[Opening RECORDED DATA section]

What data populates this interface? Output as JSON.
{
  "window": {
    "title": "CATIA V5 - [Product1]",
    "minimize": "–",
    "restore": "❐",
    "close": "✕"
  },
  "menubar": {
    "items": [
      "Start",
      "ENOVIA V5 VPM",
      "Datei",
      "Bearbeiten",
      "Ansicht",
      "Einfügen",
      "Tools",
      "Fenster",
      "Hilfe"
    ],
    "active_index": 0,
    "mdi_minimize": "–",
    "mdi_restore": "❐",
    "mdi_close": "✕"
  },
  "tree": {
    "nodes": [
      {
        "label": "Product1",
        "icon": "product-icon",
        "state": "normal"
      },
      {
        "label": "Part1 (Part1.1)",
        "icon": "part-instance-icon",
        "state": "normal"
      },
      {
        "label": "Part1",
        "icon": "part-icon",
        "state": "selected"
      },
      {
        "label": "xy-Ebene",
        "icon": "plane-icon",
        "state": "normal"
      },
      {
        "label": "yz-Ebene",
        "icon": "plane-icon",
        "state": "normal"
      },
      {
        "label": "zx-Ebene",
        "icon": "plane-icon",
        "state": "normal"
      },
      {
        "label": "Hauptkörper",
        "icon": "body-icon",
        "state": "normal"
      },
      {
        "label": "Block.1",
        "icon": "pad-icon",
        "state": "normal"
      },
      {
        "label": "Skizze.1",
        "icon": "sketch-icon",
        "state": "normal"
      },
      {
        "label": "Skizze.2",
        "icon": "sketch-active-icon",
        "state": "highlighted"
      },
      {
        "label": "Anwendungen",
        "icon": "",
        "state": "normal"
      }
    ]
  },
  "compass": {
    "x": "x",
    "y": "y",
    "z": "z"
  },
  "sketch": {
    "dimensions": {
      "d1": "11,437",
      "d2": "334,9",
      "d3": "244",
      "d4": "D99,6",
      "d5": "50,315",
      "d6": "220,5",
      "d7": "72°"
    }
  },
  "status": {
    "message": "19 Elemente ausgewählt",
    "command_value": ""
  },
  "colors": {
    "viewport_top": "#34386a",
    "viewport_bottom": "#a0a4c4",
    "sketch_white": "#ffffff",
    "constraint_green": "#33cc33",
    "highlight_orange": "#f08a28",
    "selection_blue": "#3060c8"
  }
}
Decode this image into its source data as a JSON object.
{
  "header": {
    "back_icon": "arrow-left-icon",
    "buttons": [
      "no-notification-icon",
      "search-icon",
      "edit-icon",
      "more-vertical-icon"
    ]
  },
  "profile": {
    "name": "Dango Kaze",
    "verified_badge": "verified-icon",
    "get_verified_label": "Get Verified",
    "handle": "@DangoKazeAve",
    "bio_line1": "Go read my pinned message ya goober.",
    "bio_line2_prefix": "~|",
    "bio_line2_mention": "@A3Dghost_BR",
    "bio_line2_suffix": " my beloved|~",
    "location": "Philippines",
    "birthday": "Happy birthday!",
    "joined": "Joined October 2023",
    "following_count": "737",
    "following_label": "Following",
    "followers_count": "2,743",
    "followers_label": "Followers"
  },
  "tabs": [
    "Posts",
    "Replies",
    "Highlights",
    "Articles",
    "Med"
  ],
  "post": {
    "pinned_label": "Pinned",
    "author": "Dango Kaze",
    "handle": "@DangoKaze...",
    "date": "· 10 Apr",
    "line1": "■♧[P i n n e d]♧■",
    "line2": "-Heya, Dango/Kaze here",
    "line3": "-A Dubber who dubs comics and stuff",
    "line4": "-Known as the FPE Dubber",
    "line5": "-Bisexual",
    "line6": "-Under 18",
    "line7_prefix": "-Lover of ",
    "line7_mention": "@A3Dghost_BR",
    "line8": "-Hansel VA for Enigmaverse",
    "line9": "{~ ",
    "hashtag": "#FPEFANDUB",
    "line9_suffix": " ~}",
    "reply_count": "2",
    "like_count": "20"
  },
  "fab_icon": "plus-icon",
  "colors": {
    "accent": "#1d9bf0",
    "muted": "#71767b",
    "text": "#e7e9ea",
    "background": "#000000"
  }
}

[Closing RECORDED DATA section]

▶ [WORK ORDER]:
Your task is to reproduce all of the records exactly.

▶ [WRITTEN RESPONSE]:
What data populates this interface? Output as JSON.
{
  "window": {
    "title": "CATIA V5 - [Product1]",
    "minimize": "–",
    "restore": "❐",
    "close": "✕"
  },
  "menubar": {
    "items": [
      "Start",
      "ENOVIA V5 VPM",
      "Datei",
      "Bearbeiten",
      "Ansicht",
      "Einfügen",
      "Tools",
      "Fenster",
      "Hilfe"
    ],
    "active_index": 0,
    "mdi_minimize": "–",
    "mdi_restore": "❐",
    "mdi_close": "✕"
  },
  "tree": {
    "nodes": [
      {
        "label": "Product1",
        "icon": "product-icon",
        "state": "normal"
      },
      {
        "label": "Part1 (Part1.1)",
        "icon": "part-instance-icon",
        "state": "normal"
      },
      {
        "label": "Part1",
        "icon": "part-icon",
        "state": "selected"
      },
      {
        "label": "xy-Ebene",
        "icon": "plane-icon",
        "state": "normal"
      },
      {
        "label": "yz-Ebene",
        "icon": "plane-icon",
        "state": "normal"
      },
      {
        "label": "zx-Ebene",
        "icon": "plane-icon",
        "state": "normal"
      },
      {
        "label": "Hauptkörper",
        "icon": "body-icon",
        "state": "normal"
      },
      {
        "label": "Block.1",
        "icon": "pad-icon",
        "state": "normal"
      },
      {
        "label": "Skizze.1",
        "icon": "sketch-icon",
        "state": "normal"
      },
      {
        "label": "Skizze.2",
        "icon": "sketch-active-icon",
        "state": "highlighted"
      },
      {
        "label": "Anwendungen",
        "icon": "",
        "state": "normal"
      }
    ]
  },
  "compass": {
    "x": "x",
    "y": "y",
    "z": "z"
  },
  "sketch": {
    "dimensions": {
      "d1": "11,437",
      "d2": "334,9",
      "d3": "244",
      "d4": "D99,6",
      "d5": "50,315",
      "d6": "220,5",
      "d7": "72°"
    }
  },
  "status": {
    "message": "19 Elemente ausgewählt",
    "command_value": ""
  },
  "colors": {
    "viewport_top": "#34386a",
    "viewport_bottom": "#a0a4c4",
    "sketch_white": "#ffffff",
    "constraint_green": "#33cc33",
    "highlight_orange": "#f08a28",
    "selection_blue": "#3060c8"
  }
}
Decode this image into its source data as a JSON object.
{
  "header": {
    "back_icon": "arrow-left-icon",
    "buttons": [
      "no-notification-icon",
      "search-icon",
      "edit-icon",
      "more-vertical-icon"
    ]
  },
  "profile": {
    "name": "Dango Kaze",
    "verified_badge": "verified-icon",
    "get_verified_label": "Get Verified",
    "handle": "@DangoKazeAve",
    "bio_line1": "Go read my pinned message ya goober.",
    "bio_line2_prefix": "~|",
    "bio_line2_mention": "@A3Dghost_BR",
    "bio_line2_suffix": " my beloved|~",
    "location": "Philippines",
    "birthday": "Happy birthday!",
    "joined": "Joined October 2023",
    "following_count": "737",
    "following_label": "Following",
    "followers_count": "2,743",
    "followers_label": "Followers"
  },
  "tabs": [
    "Posts",
    "Replies",
    "Highlights",
    "Articles",
    "Med"
  ],
  "post": {
    "pinned_label": "Pinned",
    "author": "Dango Kaze",
    "handle": "@DangoKaze...",
    "date": "· 10 Apr",
    "line1": "■♧[P i n n e d]♧■",
    "line2": "-Heya, Dango/Kaze here",
    "line3": "-A Dubber who dubs comics and stuff",
    "line4": "-Known as the FPE Dubber",
    "line5": "-Bisexual",
    "line6": "-Under 18",
    "line7_prefix": "-Lover of ",
    "line7_mention": "@A3Dghost_BR",
    "line8": "-Hansel VA for Enigmaverse",
    "line9": "{~ ",
    "hashtag": "#FPEFANDUB",
    "line9_suffix": " ~}",
    "reply_count": "2",
    "like_count": "20"
  },
  "fab_icon": "plus-icon",
  "colors": {
    "accent": "#1d9bf0",
    "muted": "#71767b",
    "text": "#e7e9ea",
    "background": "#000000"
  }
}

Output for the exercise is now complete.